Please note, Consumer does NOT have to be a User.

In a webapi, Application Logic refers to request, response, INPUT validation.

Side note: Validation can and happens at multiple levels of an Application. Some at Application Logic and other not!

So now, what is business logic ? Business Logic is the process that happen under the scene, without notifying a consumer, but the application logic and without getting input from the consumer but the application logic.

That's why business logic can have be shared in multiple applications, and applications shared with multiple consumers. business logic cannot be shared by consumers, because are not consumables.

So, WHERE should business logic be ? That's sounds as a good question. and the answer as I see it is very simple: Anywhere that makes sense.
Spa application can have heavy business logic on the client 'layer' while standard web apps have less.

If you want to do heavy business logic on your client side, you can have SQL-like queries in your Javascript. (see breeze.js for example).

In an application like Entity Framework ORM, the lambda expression like .Where() .Select(), etc are all EF application logic. The actual implementation on how that translates that to a query is EF business logic, because the only consumer is the Application Logic while the Application Logic can have many consumers.

Last words:
If a consumer interacts with an application logic, the application logic *may* call the business logic and interpret the response (if any) from the business logic and then the application logic interacts with the consumer again. It doesn't matter if that 'business logic' is a DLL behind 213432 layers, the same in page Javascript or a store procedure in a DB.

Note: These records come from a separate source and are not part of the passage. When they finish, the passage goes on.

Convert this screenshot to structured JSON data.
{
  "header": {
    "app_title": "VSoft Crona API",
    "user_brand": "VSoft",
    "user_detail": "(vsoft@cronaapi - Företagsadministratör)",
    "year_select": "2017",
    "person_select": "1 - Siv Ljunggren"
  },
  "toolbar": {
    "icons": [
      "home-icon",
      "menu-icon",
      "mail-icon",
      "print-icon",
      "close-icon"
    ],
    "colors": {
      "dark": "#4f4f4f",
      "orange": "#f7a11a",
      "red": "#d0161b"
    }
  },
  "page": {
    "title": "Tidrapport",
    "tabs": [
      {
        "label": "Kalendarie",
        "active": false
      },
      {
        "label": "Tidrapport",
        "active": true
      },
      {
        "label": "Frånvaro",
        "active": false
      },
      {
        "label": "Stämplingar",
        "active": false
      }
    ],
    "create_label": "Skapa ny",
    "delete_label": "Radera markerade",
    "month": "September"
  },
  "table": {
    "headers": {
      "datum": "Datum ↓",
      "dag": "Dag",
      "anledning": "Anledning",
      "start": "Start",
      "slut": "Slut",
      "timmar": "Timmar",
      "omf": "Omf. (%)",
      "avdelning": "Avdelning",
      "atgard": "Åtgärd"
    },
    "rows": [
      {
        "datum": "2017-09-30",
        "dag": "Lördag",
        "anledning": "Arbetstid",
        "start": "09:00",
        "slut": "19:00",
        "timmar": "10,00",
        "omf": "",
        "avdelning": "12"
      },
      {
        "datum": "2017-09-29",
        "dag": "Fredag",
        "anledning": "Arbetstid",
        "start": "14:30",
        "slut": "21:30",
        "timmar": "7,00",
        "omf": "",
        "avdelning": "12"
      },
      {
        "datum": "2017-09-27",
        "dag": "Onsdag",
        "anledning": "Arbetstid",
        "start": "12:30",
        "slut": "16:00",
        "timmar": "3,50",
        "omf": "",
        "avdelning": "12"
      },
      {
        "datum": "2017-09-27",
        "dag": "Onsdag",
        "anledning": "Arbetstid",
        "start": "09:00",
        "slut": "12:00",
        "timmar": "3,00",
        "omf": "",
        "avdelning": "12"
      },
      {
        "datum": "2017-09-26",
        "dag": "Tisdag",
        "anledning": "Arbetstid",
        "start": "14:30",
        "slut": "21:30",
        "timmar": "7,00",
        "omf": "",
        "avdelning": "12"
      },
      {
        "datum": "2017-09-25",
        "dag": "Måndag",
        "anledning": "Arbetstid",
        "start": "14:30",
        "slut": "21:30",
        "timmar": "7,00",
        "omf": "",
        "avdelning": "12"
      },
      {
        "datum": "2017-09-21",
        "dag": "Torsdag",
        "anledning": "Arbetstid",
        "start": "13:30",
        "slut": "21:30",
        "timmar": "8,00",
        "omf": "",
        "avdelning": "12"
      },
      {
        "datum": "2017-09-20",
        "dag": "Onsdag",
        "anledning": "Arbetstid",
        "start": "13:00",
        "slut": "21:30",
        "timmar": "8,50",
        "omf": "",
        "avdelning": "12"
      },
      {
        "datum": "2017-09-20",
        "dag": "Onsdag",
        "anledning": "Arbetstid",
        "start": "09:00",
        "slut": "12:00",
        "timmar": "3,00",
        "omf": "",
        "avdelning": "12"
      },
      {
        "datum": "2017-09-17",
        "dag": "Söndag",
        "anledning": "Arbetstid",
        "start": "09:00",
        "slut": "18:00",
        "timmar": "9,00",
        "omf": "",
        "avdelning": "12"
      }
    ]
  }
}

Business Logic is code that has no consumer but Application Logic.
Application Logic is code that has n consumer(s).

Together with my coleages I had this frustration too. A few years ago we were working on a language (XML) that would be able to describe a domain fully and completely to be able to but all business logic into the domain model.

The idea was to generate UI automatically from the domain model and to reduce the code for the controller as much as possible. Martin F"owler's Patterns of Enterprise Architecture" ans Eric Evan's "Domain Driven Design" were our most important inspirations. I also recommend Vaughn Vernon's "Implementing Domain Driven Design" very highly.

Today we are able to do just that. Have a look at and if you have any questions I am happy to share our ideas!

all the best,

There is no spoon. I think this question could be paralleled with similar ideological dualistic conundrums such as where do I end and you begin? Everything bleeds into everything. I don't think there is a finite line to be drawn in the sand that will be universally agreed upon that separates the two in a quantifiable way. The useful function of programming paradigms is what is most important in my opinion. Adopting it should help you not frustrate you.

In this case for me it is useful to think about the data sets I will be working with and how they tie into the real world as business logic. For instance a fulfillment center needs to track orders among many things.

There are many operations on orders but when an order changes there are finite things that occur if its line items change in quantity then the corresponding inventory of its product will decrease. There is no application in the fulfillment industry that would say otherwise.

The result of this business logic is useful to different people in different ways. A customer service representative will be most interested in being able to quickly access order details to answer a clients questions. The owner will want to see profit and loss based on inventory and sales. So that to me is application logic. People can say I am wrong but if it helps me code better than that was the purpose of the contemplation of the ideology from the get go. But is someone had a more useful understanding then it would be worth looking back into it.

My main point is how useful is your definition not how authoritative is its speaker in their tone. That and there is no spoon or right answer. I very much appreciate the conversation your humble and honest tone brought. It is especially impressive coming from a CTO.